> _WORK INSTRUCTION_
For every entry, output the exact wording.

(Stored items from a collection)
══════

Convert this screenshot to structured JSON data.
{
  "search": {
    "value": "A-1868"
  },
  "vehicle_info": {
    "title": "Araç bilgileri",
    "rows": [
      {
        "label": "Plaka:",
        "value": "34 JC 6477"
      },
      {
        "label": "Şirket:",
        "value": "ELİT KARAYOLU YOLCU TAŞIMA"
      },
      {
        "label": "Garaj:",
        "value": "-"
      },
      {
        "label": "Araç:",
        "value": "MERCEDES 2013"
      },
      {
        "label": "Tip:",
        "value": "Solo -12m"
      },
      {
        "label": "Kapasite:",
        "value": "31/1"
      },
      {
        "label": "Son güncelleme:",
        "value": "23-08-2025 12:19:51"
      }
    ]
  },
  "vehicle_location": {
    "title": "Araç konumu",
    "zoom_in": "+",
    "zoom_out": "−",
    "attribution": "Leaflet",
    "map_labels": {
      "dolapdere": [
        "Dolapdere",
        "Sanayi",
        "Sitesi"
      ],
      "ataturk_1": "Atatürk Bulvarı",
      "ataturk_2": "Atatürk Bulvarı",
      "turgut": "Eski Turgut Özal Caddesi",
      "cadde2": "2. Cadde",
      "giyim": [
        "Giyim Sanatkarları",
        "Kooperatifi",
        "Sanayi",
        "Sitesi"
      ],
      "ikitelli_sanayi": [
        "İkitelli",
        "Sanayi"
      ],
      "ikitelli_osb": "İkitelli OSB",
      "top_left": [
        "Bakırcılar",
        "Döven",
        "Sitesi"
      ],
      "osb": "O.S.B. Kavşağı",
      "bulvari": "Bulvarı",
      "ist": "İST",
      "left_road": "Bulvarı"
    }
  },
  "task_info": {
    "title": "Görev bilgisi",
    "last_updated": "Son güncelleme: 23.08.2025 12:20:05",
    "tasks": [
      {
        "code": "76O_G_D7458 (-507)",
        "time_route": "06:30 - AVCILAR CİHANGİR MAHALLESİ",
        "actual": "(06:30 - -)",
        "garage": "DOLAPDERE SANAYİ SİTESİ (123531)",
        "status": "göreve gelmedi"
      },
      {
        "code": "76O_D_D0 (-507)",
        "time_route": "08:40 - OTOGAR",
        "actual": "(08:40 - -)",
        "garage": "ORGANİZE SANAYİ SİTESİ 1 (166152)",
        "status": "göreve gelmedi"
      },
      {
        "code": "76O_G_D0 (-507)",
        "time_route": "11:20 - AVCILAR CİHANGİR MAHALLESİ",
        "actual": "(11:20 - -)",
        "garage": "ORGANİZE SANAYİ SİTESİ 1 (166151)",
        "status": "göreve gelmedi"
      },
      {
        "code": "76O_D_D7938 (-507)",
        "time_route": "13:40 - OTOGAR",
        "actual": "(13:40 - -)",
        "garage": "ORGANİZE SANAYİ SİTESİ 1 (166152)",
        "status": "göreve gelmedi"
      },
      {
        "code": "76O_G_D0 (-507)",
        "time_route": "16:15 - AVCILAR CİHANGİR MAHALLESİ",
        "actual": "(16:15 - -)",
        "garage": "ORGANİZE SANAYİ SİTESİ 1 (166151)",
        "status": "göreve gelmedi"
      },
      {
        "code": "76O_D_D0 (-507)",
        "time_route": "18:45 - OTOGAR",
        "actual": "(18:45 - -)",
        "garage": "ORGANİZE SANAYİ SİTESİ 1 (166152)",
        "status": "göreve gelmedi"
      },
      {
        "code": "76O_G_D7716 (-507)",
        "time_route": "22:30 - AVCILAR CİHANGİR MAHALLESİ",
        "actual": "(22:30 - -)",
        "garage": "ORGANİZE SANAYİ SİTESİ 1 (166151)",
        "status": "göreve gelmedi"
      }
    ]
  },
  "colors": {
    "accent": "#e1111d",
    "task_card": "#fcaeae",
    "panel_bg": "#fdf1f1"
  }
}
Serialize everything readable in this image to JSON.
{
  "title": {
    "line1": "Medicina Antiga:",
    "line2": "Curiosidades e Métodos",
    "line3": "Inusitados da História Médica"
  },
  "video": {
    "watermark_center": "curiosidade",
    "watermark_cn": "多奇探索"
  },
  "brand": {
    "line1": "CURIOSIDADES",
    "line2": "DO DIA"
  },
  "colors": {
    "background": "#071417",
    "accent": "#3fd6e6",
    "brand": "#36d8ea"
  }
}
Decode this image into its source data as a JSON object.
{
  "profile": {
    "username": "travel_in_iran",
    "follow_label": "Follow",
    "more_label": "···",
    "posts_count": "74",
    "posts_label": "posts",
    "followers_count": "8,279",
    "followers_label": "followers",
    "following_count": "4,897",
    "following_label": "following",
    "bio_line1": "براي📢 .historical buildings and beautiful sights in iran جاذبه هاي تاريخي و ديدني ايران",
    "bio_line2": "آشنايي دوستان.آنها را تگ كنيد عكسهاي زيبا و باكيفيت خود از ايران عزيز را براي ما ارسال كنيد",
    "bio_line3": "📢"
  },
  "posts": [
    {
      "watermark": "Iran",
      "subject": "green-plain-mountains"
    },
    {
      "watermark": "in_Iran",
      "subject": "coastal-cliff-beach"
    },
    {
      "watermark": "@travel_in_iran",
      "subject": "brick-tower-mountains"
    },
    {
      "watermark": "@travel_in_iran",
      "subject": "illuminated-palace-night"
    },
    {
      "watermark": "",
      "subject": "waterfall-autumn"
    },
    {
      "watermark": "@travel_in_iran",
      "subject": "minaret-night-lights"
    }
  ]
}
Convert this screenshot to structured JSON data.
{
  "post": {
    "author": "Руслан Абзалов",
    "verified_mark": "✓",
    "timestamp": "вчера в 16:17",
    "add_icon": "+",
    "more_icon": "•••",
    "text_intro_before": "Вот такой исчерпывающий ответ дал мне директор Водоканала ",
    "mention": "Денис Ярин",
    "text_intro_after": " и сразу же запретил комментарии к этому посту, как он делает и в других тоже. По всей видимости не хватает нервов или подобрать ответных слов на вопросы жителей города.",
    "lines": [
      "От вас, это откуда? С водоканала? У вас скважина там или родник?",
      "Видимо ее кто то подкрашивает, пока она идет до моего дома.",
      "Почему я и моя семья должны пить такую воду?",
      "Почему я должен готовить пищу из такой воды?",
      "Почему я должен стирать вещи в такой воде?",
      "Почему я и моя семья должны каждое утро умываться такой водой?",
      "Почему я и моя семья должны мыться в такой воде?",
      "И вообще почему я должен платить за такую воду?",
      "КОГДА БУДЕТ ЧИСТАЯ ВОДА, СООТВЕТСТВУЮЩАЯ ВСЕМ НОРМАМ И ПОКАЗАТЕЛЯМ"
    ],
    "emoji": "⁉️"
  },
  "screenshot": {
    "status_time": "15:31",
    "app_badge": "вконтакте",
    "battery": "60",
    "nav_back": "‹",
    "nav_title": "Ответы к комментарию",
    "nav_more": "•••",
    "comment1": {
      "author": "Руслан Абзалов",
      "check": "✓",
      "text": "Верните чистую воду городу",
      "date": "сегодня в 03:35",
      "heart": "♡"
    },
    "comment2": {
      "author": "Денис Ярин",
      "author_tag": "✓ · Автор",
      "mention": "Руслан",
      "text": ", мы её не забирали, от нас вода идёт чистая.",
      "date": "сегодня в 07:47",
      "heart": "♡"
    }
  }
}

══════

> _EXERCISE ANSWER_
Convert this screenshot to structured JSON data.
{
  "search": {
    "value": "A-1868"
  },
  "vehicle_info": {
    "title": "Araç bilgileri",
    "rows": [
      {
        "label": "Plaka:",
        "value": "34 JC 6477"
      },
      {
        "label": "Şirket:",
        "value": "ELİT KARAYOLU YOLCU TAŞIMA"
      },
      {
        "label": "Garaj:",
        "value": "-"
      },
      {
        "label": "Araç:",
        "value": "MERCEDES 2013"
      },
      {
        "label": "Tip:",
        "value": "Solo -12m"
      },
      {
        "label": "Kapasite:",
        "value": "31/1"
      },
      {
        "label": "Son güncelleme:",
        "value": "23-08-2025 12:19:51"
      }
    ]
  },
  "vehicle_location": {
    "title": "Araç konumu",
    "zoom_in": "+",
    "zoom_out": "−",
    "attribution": "Leaflet",
    "map_labels": {
      "dolapdere": [
        "Dolapdere",
        "Sanayi",
        "Sitesi"
      ],
      "ataturk_1": "Atatürk Bulvarı",
      "ataturk_2": "Atatürk Bulvarı",
      "turgut": "Eski Turgut Özal Caddesi",
      "cadde2": "2. Cadde",
      "giyim": [
        "Giyim Sanatkarları",
        "Kooperatifi",
        "Sanayi",
        "Sitesi"
      ],
      "ikitelli_sanayi": [
        "İkitelli",
        "Sanayi"
      ],
      "ikitelli_osb": "İkitelli OSB",
      "top_left": [
        "Bakırcılar",
        "Döven",
        "Sitesi"
      ],
      "osb": "O.S.B. Kavşağı",
      "bulvari": "Bulvarı",
      "ist": "İST",
      "left_road": "Bulvarı"
    }
  },
  "task_info": {
    "title": "Görev bilgisi",
    "last_updated": "Son güncelleme: 23.08.2025 12:20:05",
    "tasks": [
      {
        "code": "76O_G_D7458 (-507)",
        "time_route": "06:30 - AVCILAR CİHANGİR MAHALLESİ",
        "actual": "(06:30 - -)",
        "garage": "DOLAPDERE SANAYİ SİTESİ (123531)",
        "status": "göreve gelmedi"
      },
      {
        "code": "76O_D_D0 (-507)",
        "time_route": "08:40 - OTOGAR",
        "actual": "(08:40 - -)",
        "garage": "ORGANİZE SANAYİ SİTESİ 1 (166152)",
        "status": "göreve gelmedi"
      },
      {
        "code": "76O_G_D0 (-507)",
        "time_route": "11:20 - AVCILAR CİHANGİR MAHALLESİ",
        "actual": "(11:20 - -)",
        "garage": "ORGANİZE SANAYİ SİTESİ 1 (166151)",
        "status": "göreve gelmedi"
      },
      {
        "code": "76O_D_D7938 (-507)",
        "time_route": "13:40 - OTOGAR",
        "actual": "(13:40 - -)",
        "garage": "ORGANİZE SANAYİ SİTESİ 1 (166152)",
        "status": "göreve gelmedi"
      },
      {
        "code": "76O_G_D0 (-507)",
        "time_route": "16:15 - AVCILAR CİHANGİR MAHALLESİ",
        "actual": "(16:15 - -)",
        "garage": "ORGANİZE SANAYİ SİTESİ 1 (166151)",
        "status": "göreve gelmedi"
      },
      {
        "code": "76O_D_D0 (-507)",
        "time_route": "18:45 - OTOGAR",
        "actual": "(18:45 - -)",
        "garage": "ORGANİZE SANAYİ SİTESİ 1 (166152)",
        "status": "göreve gelmedi"
      },
      {
        "code": "76O_G_D7716 (-507)",
        "time_route": "22:30 - AVCILAR CİHANGİR MAHALLESİ",
        "actual": "(22:30 - -)",
        "garage": "ORGANİZE SANAYİ SİTESİ 1 (166151)",
        "status": "göreve gelmedi"
      }
    ]
  },
  "colors": {
    "accent": "#e1111d",
    "task_card": "#fcaeae",
    "panel_bg": "#fdf1f1"
  }
}
Serialize everything readable in this image to JSON.
{
  "title": {
    "line1": "Medicina Antiga:",
    "line2": "Curiosidades e Métodos",
    "line3": "Inusitados da História Médica"
  },
  "video": {
    "watermark_center": "curiosidade",
    "watermark_cn": "多奇探索"
  },
  "brand": {
    "line1": "CURIOSIDADES",
    "line2": "DO DIA"
  },
  "colors": {
    "background": "#071417",
    "accent": "#3fd6e6",
    "brand": "#36d8ea"
  }
}
Decode this image into its source data as a JSON object.
{
  "profile": {
    "username": "travel_in_iran",
    "follow_label": "Follow",
    "more_label": "···",
    "posts_count": "74",
    "posts_label": "posts",
    "followers_count": "8,279",
    "followers_label": "followers",
    "following_count": "4,897",
    "following_label": "following",
    "bio_line1": "براي📢 .historical buildings and beautiful sights in iran جاذبه هاي تاريخي و ديدني ايران",
    "bio_line2": "آشنايي دوستان.آنها را تگ كنيد عكسهاي زيبا و باكيفيت خود از ايران عزيز را براي ما ارسال كنيد",
    "bio_line3": "📢"
  },
  "posts": [
    {
      "watermark": "Iran",
      "subject": "green-plain-mountains"
    },
    {
      "watermark": "in_Iran",
      "subject": "coastal-cliff-beach"
    },
    {
      "watermark": "@travel_in_iran",
      "subject": "brick-tower-mountains"
    },
    {
      "watermark": "@travel_in_iran",
      "subject": "illuminated-palace-night"
    },
    {
      "watermark": "",
      "subject": "waterfall-autumn"
    },
    {
      "watermark": "@travel_in_iran",
      "subject": "minaret-night-lights"
    }
  ]
}
Convert this screenshot to structured JSON data.
{
  "post": {
    "author": "Руслан Абзалов",
    "verified_mark": "✓",
    "timestamp": "вчера в 16:17",
    "add_icon": "+",
    "more_icon": "•••",
    "text_intro_before": "Вот такой исчерпывающий ответ дал мне директор Водоканала ",
    "mention": "Денис Ярин",
    "text_intro_after": " и сразу же запретил комментарии к этому посту, как он делает и в других тоже. По всей видимости не хватает нервов или подобрать ответных слов на вопросы жителей города.",
    "lines": [
      "От вас, это откуда? С водоканала? У вас скважина там или родник?",
      "Видимо ее кто то подкрашивает, пока она идет до моего дома.",
      "Почему я и моя семья должны пить такую воду?",
      "Почему я должен готовить пищу из такой воды?",
      "Почему я должен стирать вещи в такой воде?",
      "Почему я и моя семья должны каждое утро умываться такой водой?",
      "Почему я и моя семья должны мыться в такой воде?",
      "И вообще почему я должен платить за такую воду?",
      "КОГДА БУДЕТ ЧИСТАЯ ВОДА, СООТВЕТСТВУЮЩАЯ ВСЕМ НОРМАМ И ПОКАЗАТЕЛЯМ"
    ],
    "emoji": "⁉️"
  },
  "screenshot": {
    "status_time": "15:31",
    "app_badge": "вконтакте",
    "battery": "60",
    "nav_back": "‹",
    "nav_title": "Ответы к комментарию",
    "nav_more": "•••",
    "comment1": {
      "author": "Руслан Абзалов",
      "check": "✓",
      "text": "Верните чистую воду городу",
      "date": "сегодня в 03:35",
      "heart": "♡"
    },
    "comment2": {
      "author": "Денис Ярин",
      "author_tag": "✓ · Автор",
      "mention": "Руслан",
      "text": ", мы её не забирали, от нас вода идёт чистая.",
      "date": "сегодня в 07:47",
      "heart": "♡"
    }
  }
}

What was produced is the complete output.